What the task asks:
What's needed is an exact copy of all the data below, without pictures.

─── Given information

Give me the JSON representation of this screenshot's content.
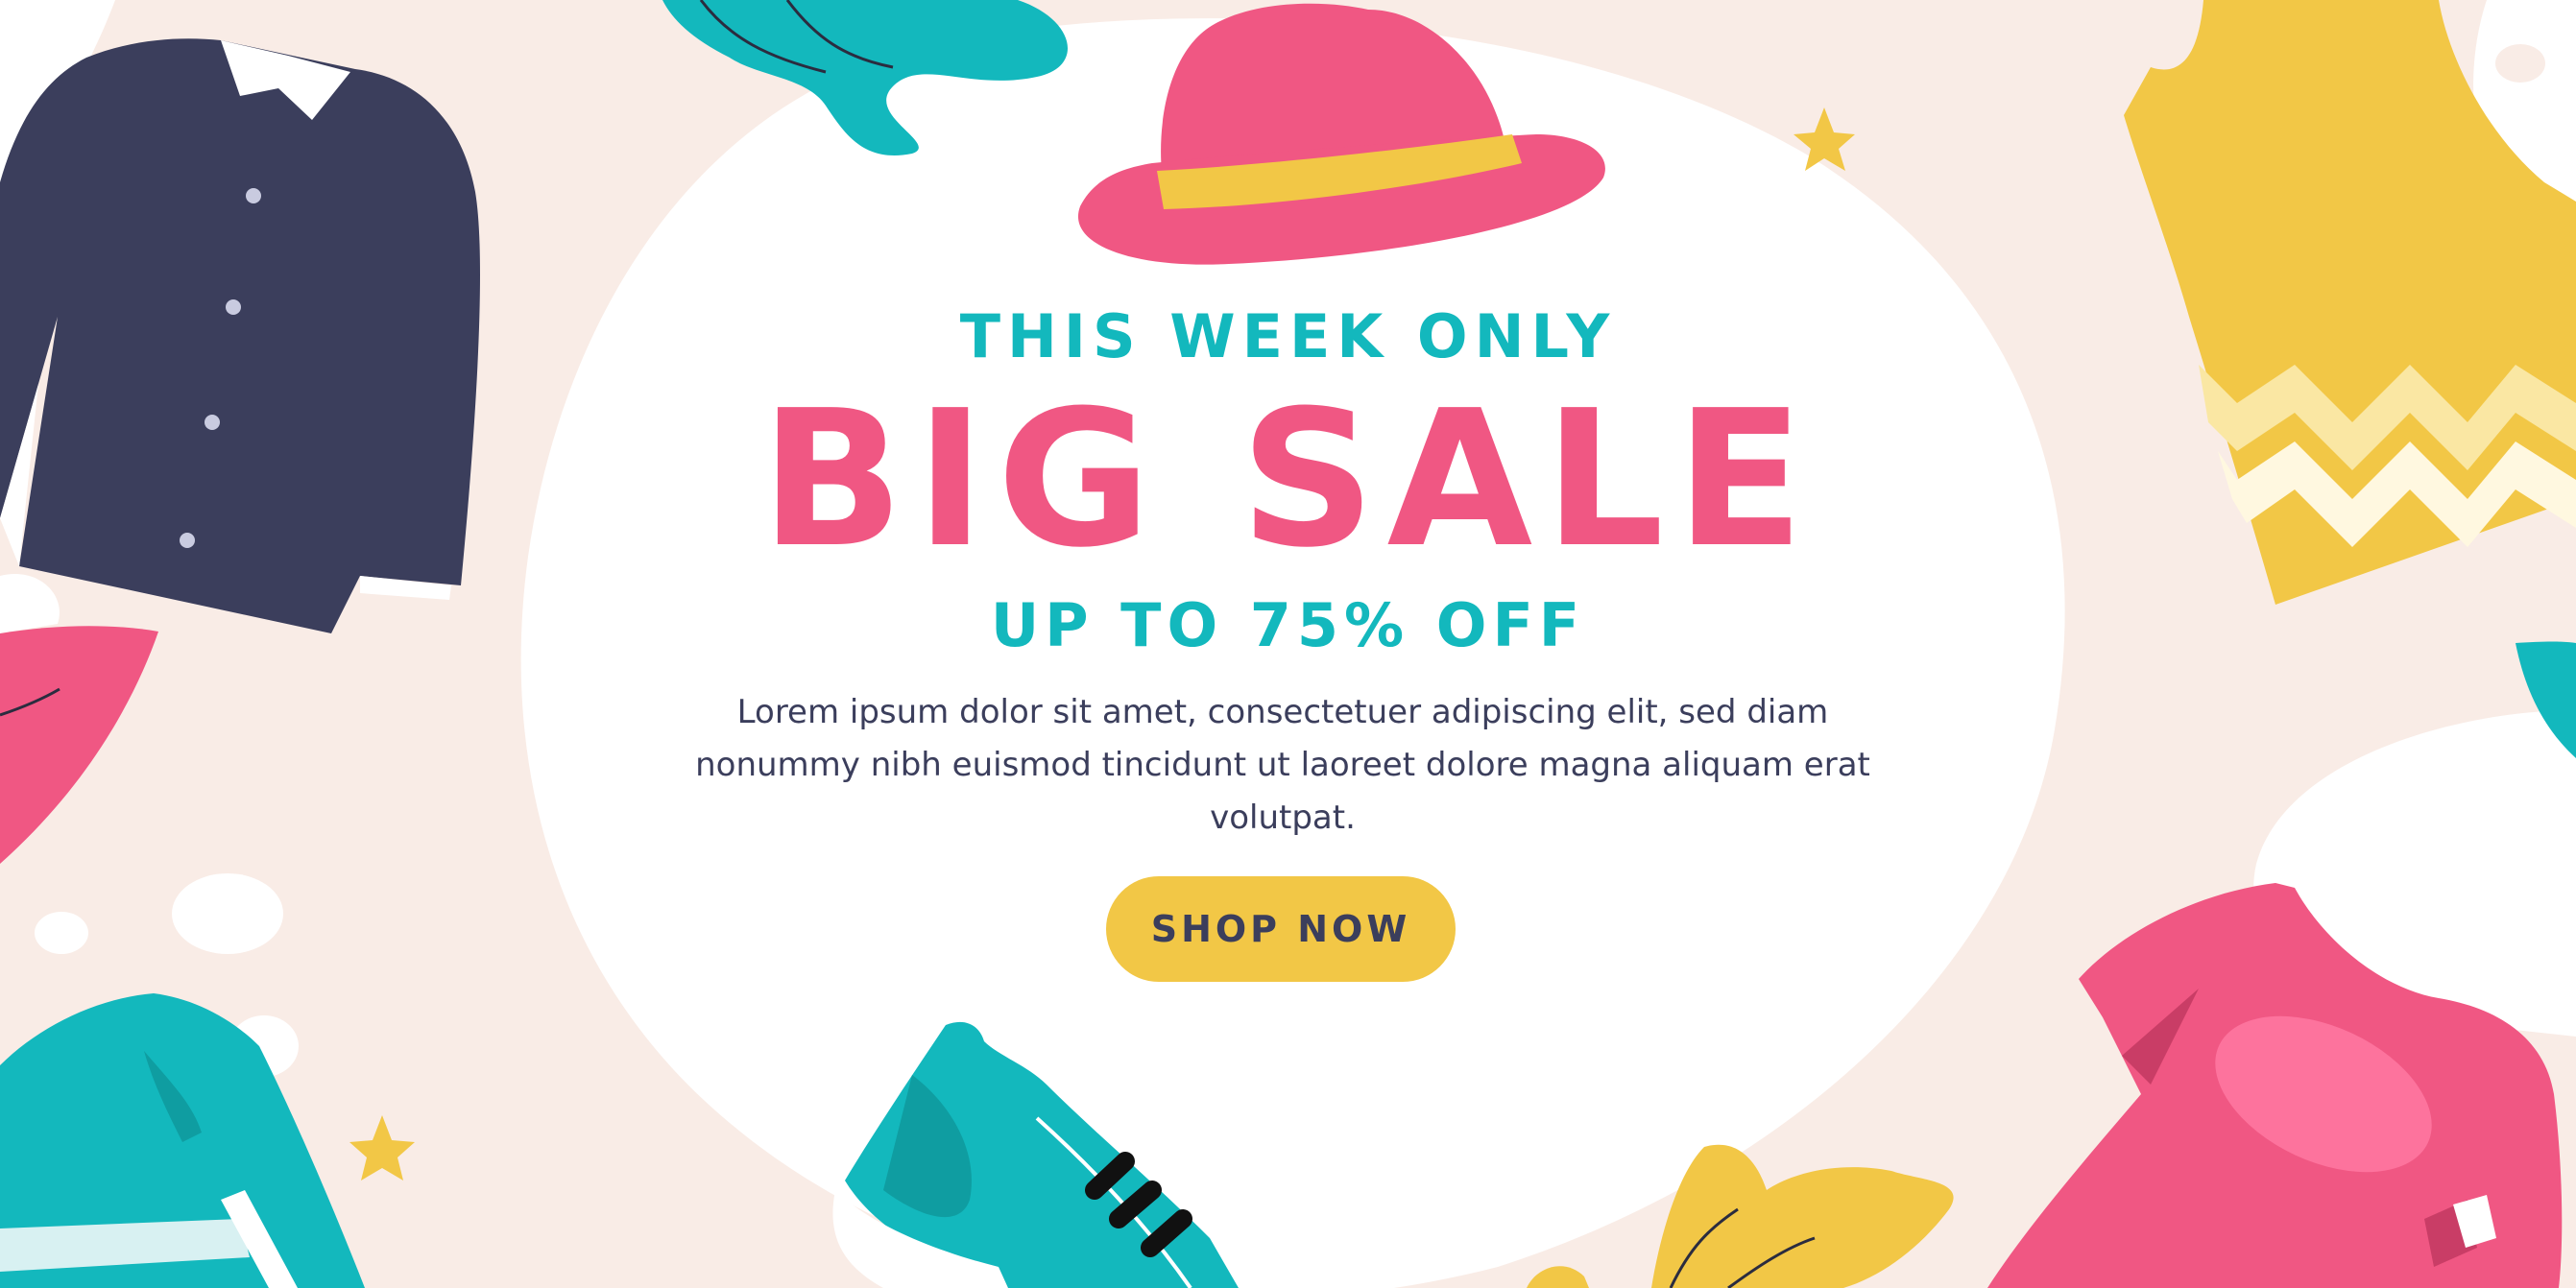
{
  "banner": {
    "eyebrow": "THIS WEEK ONLY",
    "headline": "BIG SALE",
    "discount": "UP TO 75% OFF",
    "body": "Lorem ipsum dolor sit amet, consectetuer adipiscing elit, sed diam nonummy nibh euismod tincidunt ut laoreet dolore magna aliquam erat volutpat.",
    "cta_label": "SHOP NOW"
  },
  "illustrations": [
    "shirt-icon",
    "hat-icon",
    "tank-top-icon",
    "sweater-icon",
    "sneaker-icon",
    "t-shirt-icon",
    "leaf-icon",
    "star-icon"
  ],
  "colors": {
    "background": "#f9ece6",
    "panel": "#ffffff",
    "pink": "#f05783",
    "teal": "#13b8bd",
    "yellow": "#f2c746",
    "navy": "#3b3e5c"
  }
}
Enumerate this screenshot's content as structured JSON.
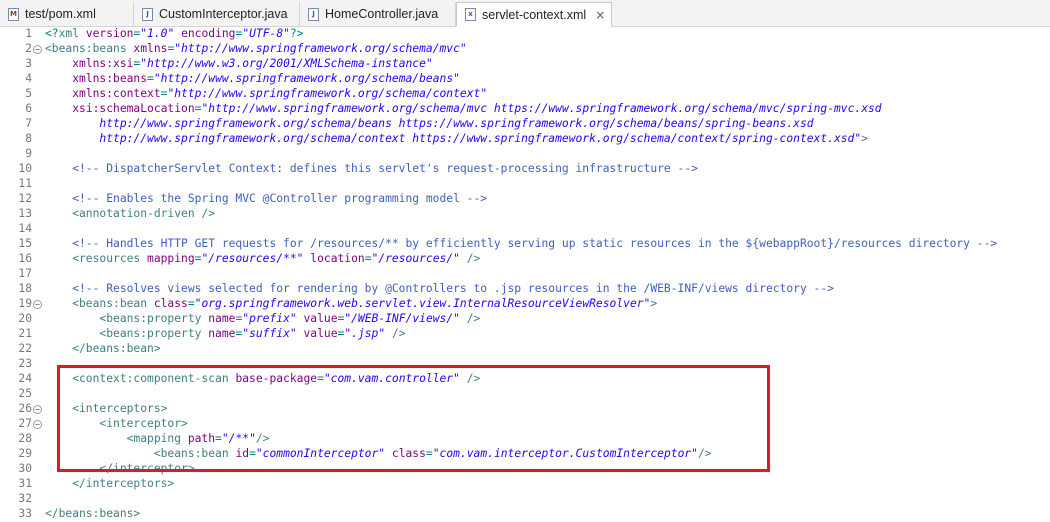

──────

Written reply:
Give me the JSON representation of this screenshot's content.
{
  "banner": {
    "eyebrow": "THIS WEEK ONLY",
    "headline": "BIG SALE",
    "discount": "UP TO 75% OFF",
    "body": "Lorem ipsum dolor sit amet, consectetuer adipiscing elit, sed diam nonummy nibh euismod tincidunt ut laoreet dolore magna aliquam erat volutpat.",
    "cta_label": "SHOP NOW"
  },
  "illustrations": [
    "shirt-icon",
    "hat-icon",
    "tank-top-icon",
    "sweater-icon",
    "sneaker-icon",
    "t-shirt-icon",
    "leaf-icon",
    "star-icon"
  ],
  "colors": {
    "background": "#f9ece6",
    "panel": "#ffffff",
    "pink": "#f05783",
    "teal": "#13b8bd",
    "yellow": "#f2c746",
    "navy": "#3b3e5c"
  }
}
Enumerate this screenshot's content as structured JSON.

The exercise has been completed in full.